[Opening Input data section]
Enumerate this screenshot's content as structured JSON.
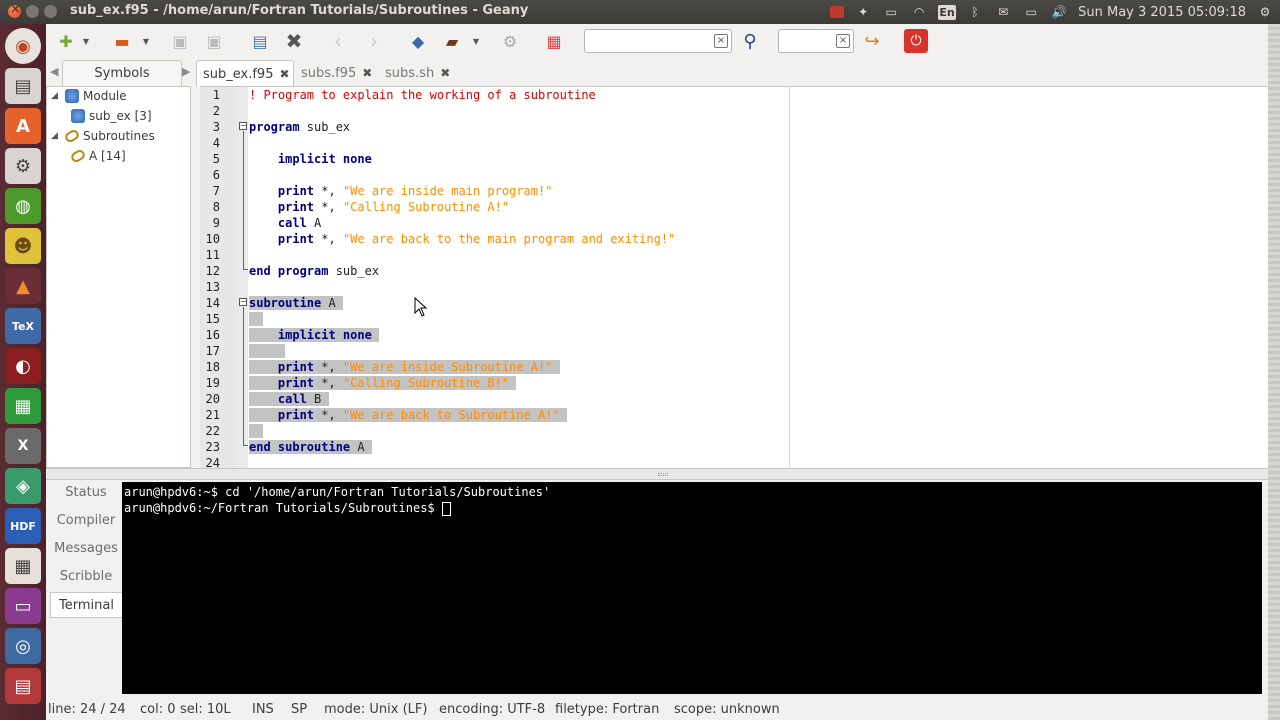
{
  "window": {
    "title": "sub_ex.f95 - /home/arun/Fortran Tutorials/Subroutines - Geany"
  },
  "tray": {
    "lang": "En",
    "clock": "Sun May  3 2015 05:09:18"
  },
  "sidebar": {
    "tab_label": "Symbols",
    "tree": [
      {
        "label": "Module",
        "icon": "module-icon"
      },
      {
        "label": "sub_ex [3]",
        "icon": "module-icon"
      },
      {
        "label": "Subroutines",
        "icon": "subroutine-icon"
      },
      {
        "label": "A [14]",
        "icon": "subroutine-icon"
      }
    ]
  },
  "tabs": [
    {
      "label": "sub_ex.f95"
    },
    {
      "label": "subs.f95"
    },
    {
      "label": "subs.sh"
    }
  ],
  "editor": {
    "line_numbers": [
      "1",
      "2",
      "3",
      "4",
      "5",
      "6",
      "7",
      "8",
      "9",
      "10",
      "11",
      "12",
      "13",
      "14",
      "15",
      "16",
      "17",
      "18",
      "19",
      "20",
      "21",
      "22",
      "23",
      "24"
    ],
    "lines": {
      "l1": "! Program to explain the working of a subroutine",
      "l3_kw": "program",
      "l3_rest": " sub_ex",
      "l5_kw": "implicit none",
      "l7_kw": "print",
      "l7_mid": " *, ",
      "l7_str": "\"We are inside main program!\"",
      "l8_kw": "print",
      "l8_mid": " *, ",
      "l8_str": "\"Calling Subroutine A!\"",
      "l9_kw": "call",
      "l9_rest": " A",
      "l10_kw": "print",
      "l10_mid": " *, ",
      "l10_str": "\"We are back to the main program and exiting!\"",
      "l12_kw": "end program",
      "l12_rest": " sub_ex",
      "l14_kw": "subroutine",
      "l14_rest": " A",
      "l16_kw": "implicit none",
      "l18_kw": "print",
      "l18_mid": " *, ",
      "l18_str": "\"We are inside Subroutine A!\"",
      "l19_kw": "print",
      "l19_mid": " *, ",
      "l19_str": "\"Calling Subroutine B!\"",
      "l20_kw": "call",
      "l20_rest": " B",
      "l21_kw": "print",
      "l21_mid": " *, ",
      "l21_str": "\"We are back to Subroutine A!\"",
      "l23_kw": "end subroutine",
      "l23_rest": " A"
    }
  },
  "message_tabs": [
    "Status",
    "Compiler",
    "Messages",
    "Scribble",
    "Terminal"
  ],
  "terminal": {
    "line1": "arun@hpdv6:~$ cd '/home/arun/Fortran Tutorials/Subroutines'",
    "line2": "arun@hpdv6:~/Fortran Tutorials/Subroutines$ "
  },
  "status": {
    "line": "line: 24 / 24",
    "col": "col: 0",
    "sel": "sel: 10L",
    "ins": "INS",
    "sp": "SP",
    "mode": "mode: Unix (LF)",
    "encoding": "encoding: UTF-8",
    "filetype": "filetype: Fortran",
    "scope": "scope: unknown"
  },
  "colors": {
    "keyword": "#00007f",
    "string": "#ff8c00",
    "comment": "#dd0000",
    "selection": "#c3c3c3",
    "launcher": "#5a2b33"
  }
}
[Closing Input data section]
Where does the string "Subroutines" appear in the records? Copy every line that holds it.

    "title": "sub_ex.f95 - /home/arun/Fortran Tutorials/Subroutines - Geany"
        "label": "Subroutines",
    "line1": "arun@hpdv6:~$ cd '/home/arun/Fortran Tutorials/Subroutines'",
    "line2": "arun@hpdv6:~/Fortran Tutorials/Subroutines$ "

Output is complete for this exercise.